6 CEP's Brexit work is funded by the UK Economic and Social Research Council. As a whole the CEP, receives less than 5% of its funding from the European Union. The EU funding is from the European Research Council for academic projects and not for general funding or consultancy. Introduction foreign direct investment (FDI) comprises investments from outside a country to start up new subsidiaries, to expand existing establishments or to acquire local companies. The UK is a major recipient of FDI with an estimated stock value of over 1 trillion, about half of which is from other members of the European Union (EU), according to UK Trade and investment (UKTI, 2015).
7 Only the United States and China receive more FDI than the UK. Countries generally welcome FDI as it tends to raise productivity, which increases output and wages. FDI brings direct benefits as foreign firms are typically more productive and pay higher wages than domestic firms. But FDI also brings indirect benefits as the new technological and managerial know-how in foreign firms can be adopted by domestic firms, often through multinationals' supply chain (Harrison and Rodriguez-Clare, 2009). FDI can also increase competitive pressure, which forces managers to improve their performance.
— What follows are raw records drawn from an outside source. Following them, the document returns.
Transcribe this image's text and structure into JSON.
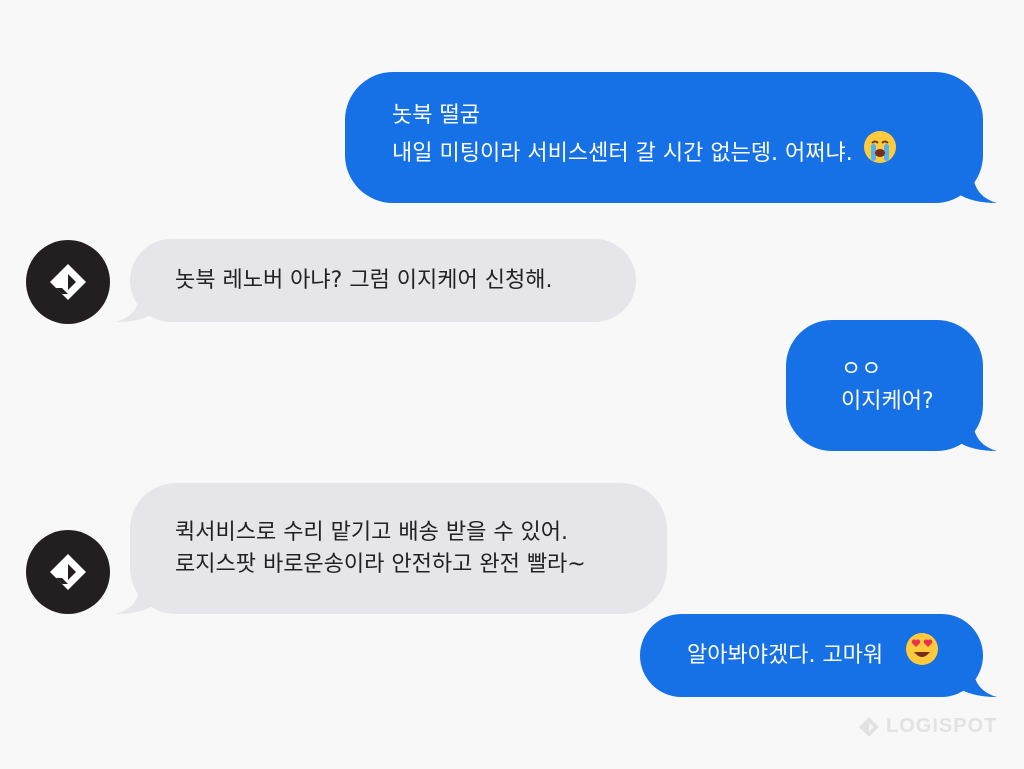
{
  "messages": [
    {
      "side": "sent",
      "lines": [
        "놋북 떨굼",
        "내일 미팅이라 서비스센터 갈 시간 없는뎅. 어쩌냐."
      ],
      "emoji": "crying-face-icon"
    },
    {
      "side": "received",
      "lines": [
        "놋북 레노버 아냐? 그럼 이지케어 신청해."
      ]
    },
    {
      "side": "sent",
      "lines": [
        "ㅇㅇ",
        "이지케어?"
      ]
    },
    {
      "side": "received",
      "lines": [
        "퀵서비스로 수리 맡기고 배송 받을 수 있어.",
        "로지스팟 바로운송이라 안전하고 완전 빨라~"
      ]
    },
    {
      "side": "sent",
      "lines": [
        "알아봐야겠다. 고마워"
      ],
      "emoji": "heart-eyes-face-icon"
    }
  ],
  "avatar": {
    "icon": "logispot-logo-icon",
    "background": "#231f20"
  },
  "watermark": {
    "text": "LOGISPOT"
  },
  "colors": {
    "sent_bubble": "#1670e6",
    "received_bubble": "#e5e5ea",
    "background": "#f8f8f8"
  }
}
8 There are at least three reasons why FDI might fall if the UK left the EU: First, being fully in the Single Market makes the UK an attractive export platform for multinationals as they do not bear potentially large costs from tariff and non-tariff barriers when exporting to the rest of the EU. Second, multinationals have complex supply chains and many co-ordination costs between their headquarters and local branches. These would become more difficult to manage if the UK left the EU. For example, component parts would be subject to different regulations and costs; and intra-firm staff transfers would become more difficult with tougher migration controls.
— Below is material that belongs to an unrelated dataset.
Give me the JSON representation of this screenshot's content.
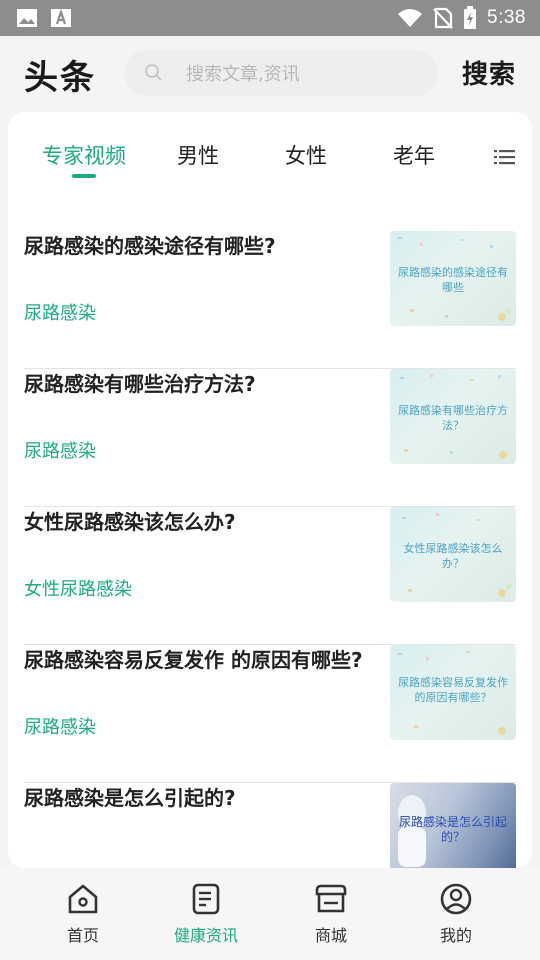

9 Third, uncertainty over the shape of the future trade arrangements between the UK and the EU would also tend to dampen FDI. This report analyses what could happen to UK FDI inflows after Brexit and what effect these FDI changes could have on income levels in the UK. The effect of EU membership on FDI. A number of factors determine where firms choose to locate and invest. Bigger and richer markets tend to attract more firms, which want to be close to their customers. The UK has strong rule of law, flexible labour markets and a highly educated workforce, all of which make it an attractive FDI location whether or not it is in the EU.
10 But since EU membership reduces trade and investment costs, it is likely to have an impact even after controlling for these other factors. To estimate the size of the effect of being in the EU on FDI, we provide a new empirical analysis see Bruno et al (2016) in the Technical Appendix to this report. It is a statistical model based on the bilateral FDI flows between 34 OECD countries from 1985 to 2013. The model estimates why foreign investors choose to invest in the UK, as opposed to other countries such as Germany, France or the United States. It is similar to the gravity model' that is the standard way of estimating bilateral flows of exports and imports.